● **PROBLEM TO WORK ON**:
Copy out the entries that follow exactly, leaving every picture behind.
:: STORED DATA ::
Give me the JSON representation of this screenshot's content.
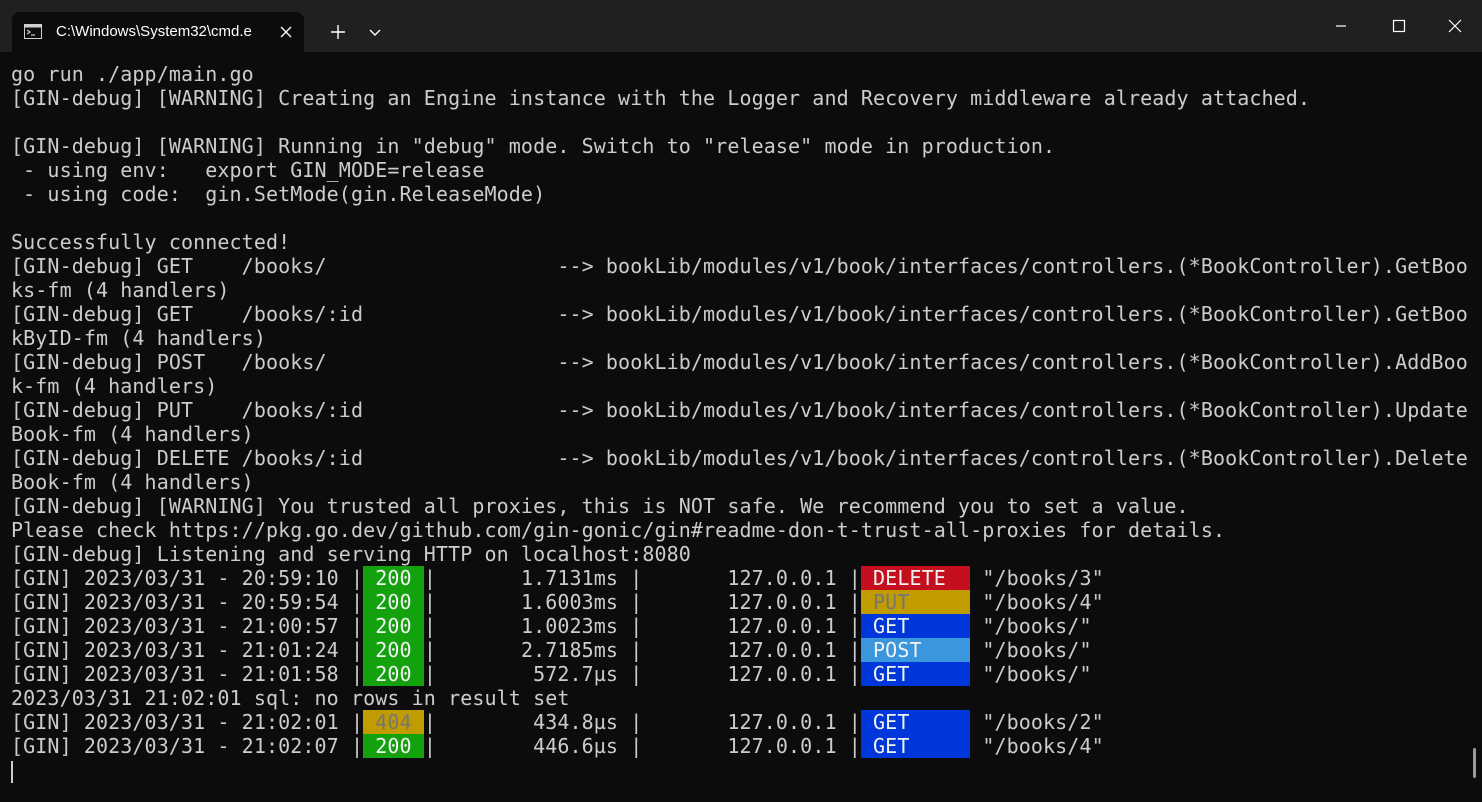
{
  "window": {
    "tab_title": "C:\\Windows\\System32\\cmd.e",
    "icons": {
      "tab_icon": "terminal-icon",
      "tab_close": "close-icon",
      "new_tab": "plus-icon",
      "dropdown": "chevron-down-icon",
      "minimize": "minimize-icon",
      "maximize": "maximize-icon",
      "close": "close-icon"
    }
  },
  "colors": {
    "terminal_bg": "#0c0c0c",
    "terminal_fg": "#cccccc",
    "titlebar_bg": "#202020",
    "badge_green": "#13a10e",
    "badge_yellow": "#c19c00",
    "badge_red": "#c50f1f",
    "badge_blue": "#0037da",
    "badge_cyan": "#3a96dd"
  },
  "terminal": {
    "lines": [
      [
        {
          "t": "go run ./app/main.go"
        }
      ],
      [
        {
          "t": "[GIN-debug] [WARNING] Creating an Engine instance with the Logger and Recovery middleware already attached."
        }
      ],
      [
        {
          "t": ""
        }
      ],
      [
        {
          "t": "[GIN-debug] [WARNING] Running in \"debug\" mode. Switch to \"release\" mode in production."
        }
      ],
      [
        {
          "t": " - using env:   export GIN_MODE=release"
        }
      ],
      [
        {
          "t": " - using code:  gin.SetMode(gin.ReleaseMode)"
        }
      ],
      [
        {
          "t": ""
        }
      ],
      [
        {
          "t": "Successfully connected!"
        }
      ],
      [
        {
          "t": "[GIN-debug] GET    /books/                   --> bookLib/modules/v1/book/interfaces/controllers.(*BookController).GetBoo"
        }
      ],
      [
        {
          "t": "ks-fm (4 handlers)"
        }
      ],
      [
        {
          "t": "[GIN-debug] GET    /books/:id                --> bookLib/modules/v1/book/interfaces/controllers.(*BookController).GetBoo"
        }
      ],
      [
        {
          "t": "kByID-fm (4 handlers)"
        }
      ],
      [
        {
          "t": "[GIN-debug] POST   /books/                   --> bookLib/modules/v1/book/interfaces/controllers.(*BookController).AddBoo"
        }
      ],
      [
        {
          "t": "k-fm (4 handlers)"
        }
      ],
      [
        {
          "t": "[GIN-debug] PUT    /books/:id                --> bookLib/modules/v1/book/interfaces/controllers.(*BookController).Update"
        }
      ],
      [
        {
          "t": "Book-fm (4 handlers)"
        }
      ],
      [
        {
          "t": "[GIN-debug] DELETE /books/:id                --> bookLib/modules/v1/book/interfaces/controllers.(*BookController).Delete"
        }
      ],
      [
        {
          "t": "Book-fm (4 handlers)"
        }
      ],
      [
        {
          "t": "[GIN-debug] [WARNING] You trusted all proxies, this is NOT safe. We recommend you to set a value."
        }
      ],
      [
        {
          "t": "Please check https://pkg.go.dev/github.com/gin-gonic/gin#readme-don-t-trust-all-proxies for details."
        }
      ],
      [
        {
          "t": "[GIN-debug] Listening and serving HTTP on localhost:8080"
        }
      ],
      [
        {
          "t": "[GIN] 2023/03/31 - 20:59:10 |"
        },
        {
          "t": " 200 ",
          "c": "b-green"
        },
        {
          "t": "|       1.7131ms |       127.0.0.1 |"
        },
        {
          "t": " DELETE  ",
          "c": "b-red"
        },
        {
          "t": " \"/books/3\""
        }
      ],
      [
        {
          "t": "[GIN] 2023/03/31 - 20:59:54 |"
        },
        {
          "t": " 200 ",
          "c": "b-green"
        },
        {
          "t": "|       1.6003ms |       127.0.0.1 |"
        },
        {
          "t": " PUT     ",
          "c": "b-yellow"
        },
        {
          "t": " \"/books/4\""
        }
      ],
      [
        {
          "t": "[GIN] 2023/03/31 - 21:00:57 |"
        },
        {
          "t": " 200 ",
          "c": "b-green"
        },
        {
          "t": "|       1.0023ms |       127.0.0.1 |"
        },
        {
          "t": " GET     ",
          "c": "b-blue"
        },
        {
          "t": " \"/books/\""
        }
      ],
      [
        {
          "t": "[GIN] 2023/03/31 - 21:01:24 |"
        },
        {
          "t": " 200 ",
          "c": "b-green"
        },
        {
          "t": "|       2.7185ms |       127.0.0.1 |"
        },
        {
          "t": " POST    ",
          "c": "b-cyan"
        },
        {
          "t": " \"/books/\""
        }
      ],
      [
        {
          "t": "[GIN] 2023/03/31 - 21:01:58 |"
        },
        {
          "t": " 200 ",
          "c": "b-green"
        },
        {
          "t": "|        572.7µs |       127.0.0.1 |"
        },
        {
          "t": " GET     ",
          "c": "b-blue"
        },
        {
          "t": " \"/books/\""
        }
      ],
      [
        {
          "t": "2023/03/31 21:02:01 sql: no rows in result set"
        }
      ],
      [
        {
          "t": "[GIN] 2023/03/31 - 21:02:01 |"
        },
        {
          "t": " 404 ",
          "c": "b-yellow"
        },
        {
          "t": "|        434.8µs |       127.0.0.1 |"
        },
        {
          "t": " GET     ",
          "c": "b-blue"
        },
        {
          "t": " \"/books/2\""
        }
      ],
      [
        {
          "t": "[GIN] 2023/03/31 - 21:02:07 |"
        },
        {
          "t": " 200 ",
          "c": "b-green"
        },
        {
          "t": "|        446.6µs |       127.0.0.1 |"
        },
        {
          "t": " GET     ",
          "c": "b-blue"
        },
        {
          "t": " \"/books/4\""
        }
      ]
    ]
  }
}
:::
● **THE ANSWER**:
Give me the JSON representation of this screenshot's content.
{
  "window": {
    "tab_title": "C:\\Windows\\System32\\cmd.e",
    "icons": {
      "tab_icon": "terminal-icon",
      "tab_close": "close-icon",
      "new_tab": "plus-icon",
      "dropdown": "chevron-down-icon",
      "minimize": "minimize-icon",
      "maximize": "maximize-icon",
      "close": "close-icon"
    }
  },
  "colors": {
    "terminal_bg": "#0c0c0c",
    "terminal_fg": "#cccccc",
    "titlebar_bg": "#202020",
    "badge_green": "#13a10e",
    "badge_yellow": "#c19c00",
    "badge_red": "#c50f1f",
    "badge_blue": "#0037da",
    "badge_cyan": "#3a96dd"
  },
  "terminal": {
    "lines": [
      [
        {
          "t": "go run ./app/main.go"
        }
      ],
      [
        {
          "t": "[GIN-debug] [WARNING] Creating an Engine instance with the Logger and Recovery middleware already attached."
        }
      ],
      [
        {
          "t": ""
        }
      ],
      [
        {
          "t": "[GIN-debug] [WARNING] Running in \"debug\" mode. Switch to \"release\" mode in production."
        }
      ],
      [
        {
          "t": " - using env:   export GIN_MODE=release"
        }
      ],
      [
        {
          "t": " - using code:  gin.SetMode(gin.ReleaseMode)"
        }
      ],
      [
        {
          "t": ""
        }
      ],
      [
        {
          "t": "Successfully connected!"
        }
      ],
      [
        {
          "t": "[GIN-debug] GET    /books/                   --> bookLib/modules/v1/book/interfaces/controllers.(*BookController).GetBoo"
        }
      ],
      [
        {
          "t": "ks-fm (4 handlers)"
        }
      ],
      [
        {
          "t": "[GIN-debug] GET    /books/:id                --> bookLib/modules/v1/book/interfaces/controllers.(*BookController).GetBoo"
        }
      ],
      [
        {
          "t": "kByID-fm (4 handlers)"
        }
      ],
      [
        {
          "t": "[GIN-debug] POST   /books/                   --> bookLib/modules/v1/book/interfaces/controllers.(*BookController).AddBoo"
        }
      ],
      [
        {
          "t": "k-fm (4 handlers)"
        }
      ],
      [
        {
          "t": "[GIN-debug] PUT    /books/:id                --> bookLib/modules/v1/book/interfaces/controllers.(*BookController).Update"
        }
      ],
      [
        {
          "t": "Book-fm (4 handlers)"
        }
      ],
      [
        {
          "t": "[GIN-debug] DELETE /books/:id                --> bookLib/modules/v1/book/interfaces/controllers.(*BookController).Delete"
        }
      ],
      [
        {
          "t": "Book-fm (4 handlers)"
        }
      ],
      [
        {
          "t": "[GIN-debug] [WARNING] You trusted all proxies, this is NOT safe. We recommend you to set a value."
        }
      ],
      [
        {
          "t": "Please check https://pkg.go.dev/github.com/gin-gonic/gin#readme-don-t-trust-all-proxies for details."
        }
      ],
      [
        {
          "t": "[GIN-debug] Listening and serving HTTP on localhost:8080"
        }
      ],
      [
        {
          "t": "[GIN] 2023/03/31 - 20:59:10 |"
        },
        {
          "t": " 200 ",
          "c": "b-green"
        },
        {
          "t": "|       1.7131ms |       127.0.0.1 |"
        },
        {
          "t": " DELETE  ",
          "c": "b-red"
        },
        {
          "t": " \"/books/3\""
        }
      ],
      [
        {
          "t": "[GIN] 2023/03/31 - 20:59:54 |"
        },
        {
          "t": " 200 ",
          "c": "b-green"
        },
        {
          "t": "|       1.6003ms |       127.0.0.1 |"
        },
        {
          "t": " PUT     ",
          "c": "b-yellow"
        },
        {
          "t": " \"/books/4\""
        }
      ],
      [
        {
          "t": "[GIN] 2023/03/31 - 21:00:57 |"
        },
        {
          "t": " 200 ",
          "c": "b-green"
        },
        {
          "t": "|       1.0023ms |       127.0.0.1 |"
        },
        {
          "t": " GET     ",
          "c": "b-blue"
        },
        {
          "t": " \"/books/\""
        }
      ],
      [
        {
          "t": "[GIN] 2023/03/31 - 21:01:24 |"
        },
        {
          "t": " 200 ",
          "c": "b-green"
        },
        {
          "t": "|       2.7185ms |       127.0.0.1 |"
        },
        {
          "t": " POST    ",
          "c": "b-cyan"
        },
        {
          "t": " \"/books/\""
        }
      ],
      [
        {
          "t": "[GIN] 2023/03/31 - 21:01:58 |"
        },
        {
          "t": " 200 ",
          "c": "b-green"
        },
        {
          "t": "|        572.7µs |       127.0.0.1 |"
        },
        {
          "t": " GET     ",
          "c": "b-blue"
        },
        {
          "t": " \"/books/\""
        }
      ],
      [
        {
          "t": "2023/03/31 21:02:01 sql: no rows in result set"
        }
      ],
      [
        {
          "t": "[GIN] 2023/03/31 - 21:02:01 |"
        },
        {
          "t": " 404 ",
          "c": "b-yellow"
        },
        {
          "t": "|        434.8µs |       127.0.0.1 |"
        },
        {
          "t": " GET     ",
          "c": "b-blue"
        },
        {
          "t": " \"/books/2\""
        }
      ],
      [
        {
          "t": "[GIN] 2023/03/31 - 21:02:07 |"
        },
        {
          "t": " 200 ",
          "c": "b-green"
        },
        {
          "t": "|        446.6µs |       127.0.0.1 |"
        },
        {
          "t": " GET     ",
          "c": "b-blue"
        },
        {
          "t": " \"/books/4\""
        }
      ]
    ]
  }
}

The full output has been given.